Surface Anatomy of the Knee and Foot
Foot and leg problems send a lot of people to medical professionals. Although a surface examination doesn’t tell the whole story, understanding the anatomy of the leg and foot will help you assess problems you patients might be facing.
The knee is easy to find right between the leg and the thigh. You can visualize the popliteal fossa on the posterior aspect of the knee — it’s a diamond-shaped area right over the part where the knee bends.
The popliteal artery can be palpated for a pulse, but it isn’t always easy to find unless the patient is lying prone with the knee bent. Press your fingers deeply into the popliteal fossa to feel the pulse.
Using the following clues, the bones are easy to find:
The condyles of the femur and tibia give the knee its shape, and they’re easy to palpate on either side of the knee; they’re the largest bony prominences on either side of the knee above the articulation.
The head of the fibula is located just inferior to the lateral condyles. It’s the bony prominence on the lateral side, just inferior to the knee articulation.
The patella is anterior to the knee joint and may be located by sight or palpation. It’s the bony kneecap located anterior to the knee joint.
The leg gets its shape primarily from the superficial posterior muscles that form the calf. They may be visible under the skin, along with superficial veins.
The foot and ankle
The foot and ankle have very little fat, so spotting both the medial malleolus and the lateral malleolus is fairly easy; the medial malleolus is the big bump on the medial side of the ankle and the lateral malleolus is the big bump on the lateral side of the ankle. The foot and ankle have little to no hair. The toes are each topped off with a toenail.
You can palpate (medically examine by touch) the following bones in the foot:
The head of the talus can be palpated just below the lateral malleolus when the foot is inverted (press your fingers into the flesh just distal to the malleolus while the sole of the foot is turned inward) or below the medial mallelous when the foot is everted (press into the flesh distal to the medial malleolus with the sole of the foot outward).
The medial tubercle of the calcaneus can be palpated by grasping the heel and pressing your thumb into the flesh on the medial plantar surface of the heel. You may not feel much unless the patient has a heel spur (bony overgrowth).
The tuberosity of the fifth metatarsal is palpable on the lateral side of the foot. It’s the most prominent bump on the lateral side of the foot, about halfway between the heel and toes.
The head of the first metatarsal forms a prominent bump on the medial portion of the foot — just at the base of the big toe. It may be inflamed and tender if the patient has a bunion.
The tendons of the extensor digitorum longus are usually visible (or at least palpable) where they run along the tops of the metatarsals. Just look for the tendons as they run along the dorsum of the foot from the toes to the ankle.
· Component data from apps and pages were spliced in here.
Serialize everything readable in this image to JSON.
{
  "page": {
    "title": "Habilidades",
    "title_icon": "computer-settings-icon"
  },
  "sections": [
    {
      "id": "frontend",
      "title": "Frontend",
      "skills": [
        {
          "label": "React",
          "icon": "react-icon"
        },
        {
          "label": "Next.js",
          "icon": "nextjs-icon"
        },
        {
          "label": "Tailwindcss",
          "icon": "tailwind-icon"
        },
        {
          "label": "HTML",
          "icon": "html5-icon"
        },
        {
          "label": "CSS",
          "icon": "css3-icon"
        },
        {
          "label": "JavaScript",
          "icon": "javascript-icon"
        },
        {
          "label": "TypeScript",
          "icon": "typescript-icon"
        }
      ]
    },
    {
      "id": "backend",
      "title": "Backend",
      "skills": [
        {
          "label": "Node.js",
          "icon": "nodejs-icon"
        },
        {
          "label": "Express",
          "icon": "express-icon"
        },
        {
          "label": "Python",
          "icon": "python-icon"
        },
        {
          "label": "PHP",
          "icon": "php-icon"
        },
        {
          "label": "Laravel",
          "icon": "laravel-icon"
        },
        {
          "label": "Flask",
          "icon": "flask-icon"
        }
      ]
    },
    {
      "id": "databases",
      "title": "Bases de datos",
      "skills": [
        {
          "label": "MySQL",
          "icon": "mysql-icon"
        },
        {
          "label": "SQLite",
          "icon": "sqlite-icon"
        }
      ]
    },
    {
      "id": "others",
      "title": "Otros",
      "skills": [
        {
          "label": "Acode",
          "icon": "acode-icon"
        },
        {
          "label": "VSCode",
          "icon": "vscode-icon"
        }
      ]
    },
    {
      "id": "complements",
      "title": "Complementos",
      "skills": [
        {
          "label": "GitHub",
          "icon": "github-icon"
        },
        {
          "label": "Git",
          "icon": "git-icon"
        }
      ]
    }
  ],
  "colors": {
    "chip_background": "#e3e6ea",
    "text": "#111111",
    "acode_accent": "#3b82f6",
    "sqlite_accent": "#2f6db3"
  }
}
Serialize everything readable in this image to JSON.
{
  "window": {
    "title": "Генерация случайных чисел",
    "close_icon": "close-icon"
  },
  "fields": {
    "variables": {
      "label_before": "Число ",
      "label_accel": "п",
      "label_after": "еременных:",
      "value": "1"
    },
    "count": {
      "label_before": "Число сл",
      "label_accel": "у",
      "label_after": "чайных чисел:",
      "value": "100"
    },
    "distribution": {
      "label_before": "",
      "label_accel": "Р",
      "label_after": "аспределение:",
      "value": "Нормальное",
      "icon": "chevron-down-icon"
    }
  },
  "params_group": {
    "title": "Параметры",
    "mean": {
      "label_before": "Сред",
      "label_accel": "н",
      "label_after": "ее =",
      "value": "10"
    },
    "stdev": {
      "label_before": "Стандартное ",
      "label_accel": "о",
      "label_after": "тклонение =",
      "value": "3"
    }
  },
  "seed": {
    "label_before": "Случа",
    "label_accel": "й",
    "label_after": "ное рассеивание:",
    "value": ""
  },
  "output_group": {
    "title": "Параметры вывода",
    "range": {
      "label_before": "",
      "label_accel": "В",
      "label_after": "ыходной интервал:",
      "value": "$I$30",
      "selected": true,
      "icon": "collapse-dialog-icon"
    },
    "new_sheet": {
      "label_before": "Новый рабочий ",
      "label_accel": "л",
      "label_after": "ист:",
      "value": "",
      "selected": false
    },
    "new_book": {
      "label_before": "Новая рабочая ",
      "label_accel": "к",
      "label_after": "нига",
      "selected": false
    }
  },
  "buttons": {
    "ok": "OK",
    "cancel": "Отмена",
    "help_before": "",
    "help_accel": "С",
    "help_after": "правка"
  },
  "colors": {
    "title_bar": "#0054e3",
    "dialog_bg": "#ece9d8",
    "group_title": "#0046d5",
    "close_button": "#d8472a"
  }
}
The great saphenous vein may be visible in a thin person, running just in front of the medial malleolus. The dorsal pedal artery may be palpated on the top of the dorsum of the foot. It can be found at the most prominent part of the dorsum, immediately lateral to the tendon of the extensor hallucis longus.
You may see a couple of different deformities affecting the feet:
A hammer toe is a deformity of a toe, usually the second one. The toe becomes stuck in a claw-like position as the interphalangeal joints are constantly flexed. It may be congenital but is usually due to wearing shoes that are too short. Hammer toes can be painful, especially when a corn forms on the top of the toe or a callus forms on the sole of the foot, just under the metatarsal. Hammer toes may be treated by choosing roomier footwear, using shoe inserts to cushion the toe, taking pain relievers, using corticosteroid injections, or undergoing surgery.
A bunion is a deformity of the first metatarsophalangeal joint. The bone becomes enlarged and forms a protuberance and may cause the big toe to become misaligned so that the big toe moves outward. The cause of bunions isn’t clear, but they’re more common in women. Bunions may cause no symptoms or they may be accompanied by redness, swelling, and pain. Bunions can be treated with rest, wider shoes, special exercises, and nonsteroidal anti-inflammatory medications.